Dataset rows for apps and sites
BEGIN

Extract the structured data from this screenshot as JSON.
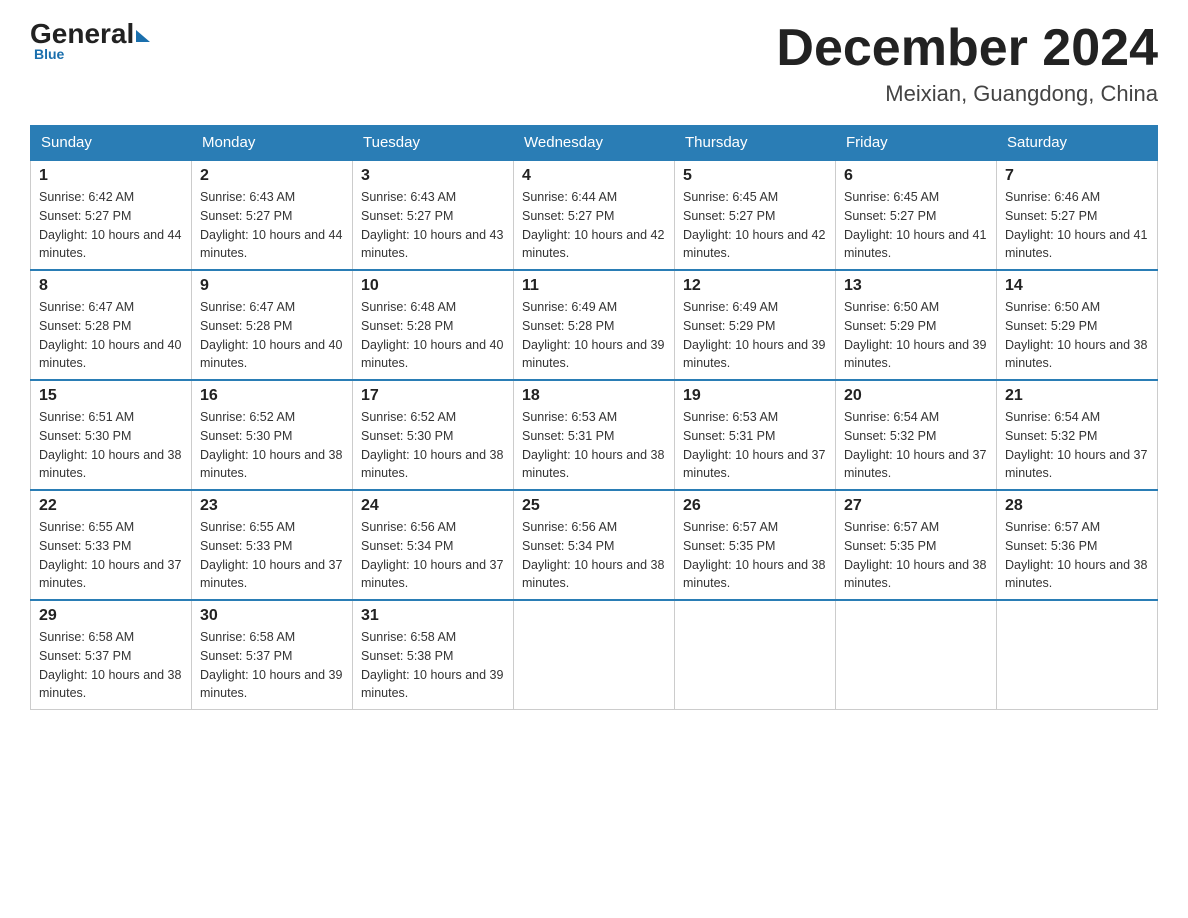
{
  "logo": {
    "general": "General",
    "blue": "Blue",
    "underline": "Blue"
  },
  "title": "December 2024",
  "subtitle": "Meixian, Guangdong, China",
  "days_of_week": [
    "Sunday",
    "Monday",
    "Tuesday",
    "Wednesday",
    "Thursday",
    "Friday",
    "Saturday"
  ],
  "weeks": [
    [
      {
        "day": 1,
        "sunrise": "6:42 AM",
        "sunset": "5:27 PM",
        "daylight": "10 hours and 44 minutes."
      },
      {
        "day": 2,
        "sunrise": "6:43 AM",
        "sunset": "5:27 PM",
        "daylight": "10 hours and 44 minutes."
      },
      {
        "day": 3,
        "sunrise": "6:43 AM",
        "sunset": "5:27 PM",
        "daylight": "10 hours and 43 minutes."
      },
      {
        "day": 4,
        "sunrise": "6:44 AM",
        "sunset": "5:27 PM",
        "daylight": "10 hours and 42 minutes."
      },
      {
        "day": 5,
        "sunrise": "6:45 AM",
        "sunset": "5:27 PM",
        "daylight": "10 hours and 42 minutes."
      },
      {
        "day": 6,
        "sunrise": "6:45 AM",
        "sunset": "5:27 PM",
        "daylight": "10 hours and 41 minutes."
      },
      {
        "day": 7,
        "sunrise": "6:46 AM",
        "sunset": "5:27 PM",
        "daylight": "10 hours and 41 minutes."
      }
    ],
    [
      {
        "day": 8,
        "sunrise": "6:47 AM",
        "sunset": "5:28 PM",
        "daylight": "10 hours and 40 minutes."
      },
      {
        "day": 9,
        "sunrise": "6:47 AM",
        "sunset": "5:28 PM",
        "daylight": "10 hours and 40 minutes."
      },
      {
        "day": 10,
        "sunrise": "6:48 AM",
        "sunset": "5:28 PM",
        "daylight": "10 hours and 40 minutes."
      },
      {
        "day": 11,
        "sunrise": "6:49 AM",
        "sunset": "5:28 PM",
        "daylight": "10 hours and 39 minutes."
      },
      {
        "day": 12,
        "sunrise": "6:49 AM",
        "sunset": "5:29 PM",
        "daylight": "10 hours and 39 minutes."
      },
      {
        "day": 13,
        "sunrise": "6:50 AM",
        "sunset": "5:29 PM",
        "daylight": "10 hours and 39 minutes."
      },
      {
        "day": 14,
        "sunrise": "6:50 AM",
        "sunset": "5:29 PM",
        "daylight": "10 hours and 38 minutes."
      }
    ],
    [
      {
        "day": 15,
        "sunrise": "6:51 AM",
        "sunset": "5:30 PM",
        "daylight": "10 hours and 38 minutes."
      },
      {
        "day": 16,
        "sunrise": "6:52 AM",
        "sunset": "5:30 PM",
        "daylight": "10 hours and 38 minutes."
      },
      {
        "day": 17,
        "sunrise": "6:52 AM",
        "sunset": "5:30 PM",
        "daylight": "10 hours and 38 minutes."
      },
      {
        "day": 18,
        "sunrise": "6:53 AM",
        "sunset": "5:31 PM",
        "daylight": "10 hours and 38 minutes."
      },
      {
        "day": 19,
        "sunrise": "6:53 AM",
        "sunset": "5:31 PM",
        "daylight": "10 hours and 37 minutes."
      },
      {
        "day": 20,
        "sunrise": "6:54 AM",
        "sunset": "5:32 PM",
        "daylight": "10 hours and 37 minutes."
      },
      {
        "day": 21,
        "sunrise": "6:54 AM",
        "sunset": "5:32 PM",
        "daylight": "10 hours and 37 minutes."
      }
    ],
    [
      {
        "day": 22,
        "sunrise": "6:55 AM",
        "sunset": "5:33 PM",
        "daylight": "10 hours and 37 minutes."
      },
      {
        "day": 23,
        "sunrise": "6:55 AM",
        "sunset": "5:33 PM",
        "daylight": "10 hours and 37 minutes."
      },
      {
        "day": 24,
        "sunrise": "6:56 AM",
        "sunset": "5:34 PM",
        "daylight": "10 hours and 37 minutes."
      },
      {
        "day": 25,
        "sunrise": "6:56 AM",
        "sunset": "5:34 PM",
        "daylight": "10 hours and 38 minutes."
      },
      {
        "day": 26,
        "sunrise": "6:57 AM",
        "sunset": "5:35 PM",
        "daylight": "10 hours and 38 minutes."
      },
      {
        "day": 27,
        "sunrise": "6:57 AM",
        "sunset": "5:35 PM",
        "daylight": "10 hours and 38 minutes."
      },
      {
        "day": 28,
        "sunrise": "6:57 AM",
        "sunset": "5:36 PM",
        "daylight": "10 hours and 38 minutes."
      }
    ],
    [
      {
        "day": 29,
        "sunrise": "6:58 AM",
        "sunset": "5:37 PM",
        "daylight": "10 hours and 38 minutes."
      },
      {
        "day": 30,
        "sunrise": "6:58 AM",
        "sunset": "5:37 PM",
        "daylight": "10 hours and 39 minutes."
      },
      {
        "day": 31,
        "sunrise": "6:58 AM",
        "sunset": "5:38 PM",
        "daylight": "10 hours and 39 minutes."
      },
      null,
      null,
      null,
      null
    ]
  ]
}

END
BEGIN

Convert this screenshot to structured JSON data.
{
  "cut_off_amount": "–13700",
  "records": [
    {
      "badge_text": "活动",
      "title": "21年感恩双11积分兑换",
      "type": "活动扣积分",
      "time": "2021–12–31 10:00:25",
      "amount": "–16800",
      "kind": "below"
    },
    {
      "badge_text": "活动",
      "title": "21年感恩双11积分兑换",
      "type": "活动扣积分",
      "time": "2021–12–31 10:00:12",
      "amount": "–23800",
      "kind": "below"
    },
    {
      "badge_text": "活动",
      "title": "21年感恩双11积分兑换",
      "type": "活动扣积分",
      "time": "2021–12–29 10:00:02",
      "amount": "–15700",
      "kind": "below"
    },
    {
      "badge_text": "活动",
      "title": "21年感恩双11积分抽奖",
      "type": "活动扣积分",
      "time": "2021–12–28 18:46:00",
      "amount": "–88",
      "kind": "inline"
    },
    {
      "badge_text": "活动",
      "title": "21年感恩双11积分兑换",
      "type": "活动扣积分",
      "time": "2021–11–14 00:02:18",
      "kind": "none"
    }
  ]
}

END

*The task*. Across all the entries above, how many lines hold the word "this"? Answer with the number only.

*Result of the task*. 2